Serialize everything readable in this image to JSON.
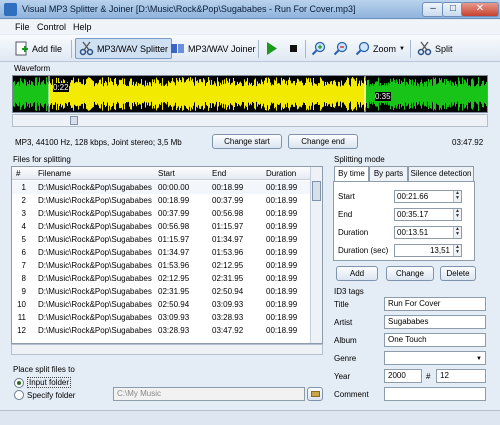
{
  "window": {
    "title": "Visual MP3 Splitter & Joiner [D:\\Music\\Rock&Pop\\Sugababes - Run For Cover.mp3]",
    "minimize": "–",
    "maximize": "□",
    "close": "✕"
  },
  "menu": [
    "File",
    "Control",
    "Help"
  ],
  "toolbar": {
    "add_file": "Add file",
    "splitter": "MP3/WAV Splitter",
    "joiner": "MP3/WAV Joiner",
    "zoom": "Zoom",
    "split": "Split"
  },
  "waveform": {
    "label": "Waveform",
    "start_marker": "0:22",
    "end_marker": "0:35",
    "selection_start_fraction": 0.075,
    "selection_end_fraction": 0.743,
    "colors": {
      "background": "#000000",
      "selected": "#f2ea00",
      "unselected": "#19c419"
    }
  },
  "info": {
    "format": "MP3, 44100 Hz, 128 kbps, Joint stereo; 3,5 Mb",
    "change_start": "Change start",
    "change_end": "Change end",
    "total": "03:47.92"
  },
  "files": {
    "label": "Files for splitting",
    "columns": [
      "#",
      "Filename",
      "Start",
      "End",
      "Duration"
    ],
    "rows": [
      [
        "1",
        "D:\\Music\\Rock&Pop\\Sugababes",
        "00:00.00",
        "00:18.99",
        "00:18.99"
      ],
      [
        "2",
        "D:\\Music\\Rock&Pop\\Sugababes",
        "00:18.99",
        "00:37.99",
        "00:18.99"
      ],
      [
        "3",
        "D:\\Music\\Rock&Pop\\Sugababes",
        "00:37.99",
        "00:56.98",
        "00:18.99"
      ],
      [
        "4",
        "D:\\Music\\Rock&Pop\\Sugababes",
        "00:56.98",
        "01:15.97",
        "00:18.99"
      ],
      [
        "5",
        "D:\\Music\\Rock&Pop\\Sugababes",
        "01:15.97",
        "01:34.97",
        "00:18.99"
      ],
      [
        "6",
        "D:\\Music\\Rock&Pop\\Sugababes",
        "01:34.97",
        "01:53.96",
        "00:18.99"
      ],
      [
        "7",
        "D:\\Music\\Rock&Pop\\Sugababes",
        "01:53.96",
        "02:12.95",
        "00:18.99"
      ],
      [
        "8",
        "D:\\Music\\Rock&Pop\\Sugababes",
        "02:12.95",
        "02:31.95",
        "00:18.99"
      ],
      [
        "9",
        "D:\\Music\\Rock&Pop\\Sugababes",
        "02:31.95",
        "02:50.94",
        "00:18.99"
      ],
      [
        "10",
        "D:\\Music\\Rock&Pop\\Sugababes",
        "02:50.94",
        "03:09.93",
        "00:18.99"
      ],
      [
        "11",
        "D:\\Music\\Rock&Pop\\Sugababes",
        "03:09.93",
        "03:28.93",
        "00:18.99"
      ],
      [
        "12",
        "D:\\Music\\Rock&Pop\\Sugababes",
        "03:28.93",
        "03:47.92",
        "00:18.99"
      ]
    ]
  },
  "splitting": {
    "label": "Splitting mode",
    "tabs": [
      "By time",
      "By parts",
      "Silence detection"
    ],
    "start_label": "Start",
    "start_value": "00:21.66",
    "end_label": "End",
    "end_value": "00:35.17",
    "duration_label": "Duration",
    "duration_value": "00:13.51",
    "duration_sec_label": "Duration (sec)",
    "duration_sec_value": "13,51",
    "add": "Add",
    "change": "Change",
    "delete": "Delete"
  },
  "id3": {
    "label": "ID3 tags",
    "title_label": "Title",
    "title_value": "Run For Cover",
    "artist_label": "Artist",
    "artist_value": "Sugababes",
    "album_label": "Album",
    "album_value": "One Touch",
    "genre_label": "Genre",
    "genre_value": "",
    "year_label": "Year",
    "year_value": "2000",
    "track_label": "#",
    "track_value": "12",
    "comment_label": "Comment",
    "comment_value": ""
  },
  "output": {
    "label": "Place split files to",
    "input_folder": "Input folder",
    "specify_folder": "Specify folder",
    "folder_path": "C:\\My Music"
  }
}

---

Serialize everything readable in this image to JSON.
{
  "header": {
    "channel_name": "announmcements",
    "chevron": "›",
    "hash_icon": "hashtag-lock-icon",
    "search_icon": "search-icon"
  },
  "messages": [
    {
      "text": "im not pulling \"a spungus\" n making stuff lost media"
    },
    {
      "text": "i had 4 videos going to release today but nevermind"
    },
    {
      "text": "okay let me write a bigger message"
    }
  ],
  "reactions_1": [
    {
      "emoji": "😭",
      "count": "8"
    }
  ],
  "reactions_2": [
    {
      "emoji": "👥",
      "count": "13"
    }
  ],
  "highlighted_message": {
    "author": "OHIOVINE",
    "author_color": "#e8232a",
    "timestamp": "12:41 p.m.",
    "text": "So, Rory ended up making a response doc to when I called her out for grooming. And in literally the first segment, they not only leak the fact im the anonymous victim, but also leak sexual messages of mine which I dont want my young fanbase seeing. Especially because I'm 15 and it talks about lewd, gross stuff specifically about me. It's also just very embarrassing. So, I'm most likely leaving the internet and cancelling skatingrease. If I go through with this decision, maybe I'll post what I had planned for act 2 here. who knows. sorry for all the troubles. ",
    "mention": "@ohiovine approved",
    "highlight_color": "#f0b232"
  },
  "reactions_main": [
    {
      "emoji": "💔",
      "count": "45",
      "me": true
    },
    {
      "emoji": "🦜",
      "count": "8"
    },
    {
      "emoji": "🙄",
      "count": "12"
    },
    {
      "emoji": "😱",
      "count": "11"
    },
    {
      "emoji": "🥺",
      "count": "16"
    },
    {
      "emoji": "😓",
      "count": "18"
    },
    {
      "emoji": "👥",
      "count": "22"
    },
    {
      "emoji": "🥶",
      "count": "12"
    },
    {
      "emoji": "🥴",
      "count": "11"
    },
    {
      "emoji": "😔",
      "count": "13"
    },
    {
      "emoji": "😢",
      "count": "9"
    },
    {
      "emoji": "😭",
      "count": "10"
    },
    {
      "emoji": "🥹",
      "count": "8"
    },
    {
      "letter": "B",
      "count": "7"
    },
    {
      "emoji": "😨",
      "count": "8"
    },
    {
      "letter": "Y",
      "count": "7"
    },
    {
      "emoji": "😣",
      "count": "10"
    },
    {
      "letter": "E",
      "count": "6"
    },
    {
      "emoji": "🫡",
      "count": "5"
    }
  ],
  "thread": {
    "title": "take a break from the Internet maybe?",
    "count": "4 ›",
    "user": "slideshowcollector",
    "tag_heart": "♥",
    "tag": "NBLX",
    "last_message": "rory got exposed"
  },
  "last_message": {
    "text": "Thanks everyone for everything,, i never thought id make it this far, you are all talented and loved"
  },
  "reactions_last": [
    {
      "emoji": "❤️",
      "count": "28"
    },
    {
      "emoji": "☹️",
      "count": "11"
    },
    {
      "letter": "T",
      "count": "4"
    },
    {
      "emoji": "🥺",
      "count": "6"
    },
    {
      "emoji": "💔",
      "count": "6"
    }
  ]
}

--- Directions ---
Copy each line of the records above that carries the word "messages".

--- Response to this exercise ---
  "messages": [
    "text": "So, Rory ended up making a response doc to when I called her out for grooming. And in literally the first segment, they not only leak the fact im the anonymous victim, but also leak sexual messages of mine which I dont want my young fanbase seeing. Especially because I'm 15 and it talks about lewd, gross stuff specifically about me. It's also just very embarrassing. So, I'm most likely leaving the internet and cancelling skatingrease. If I go through with this decision, maybe I'll post what I had planned for act 2 here. who knows. sorry for all the troubles. ",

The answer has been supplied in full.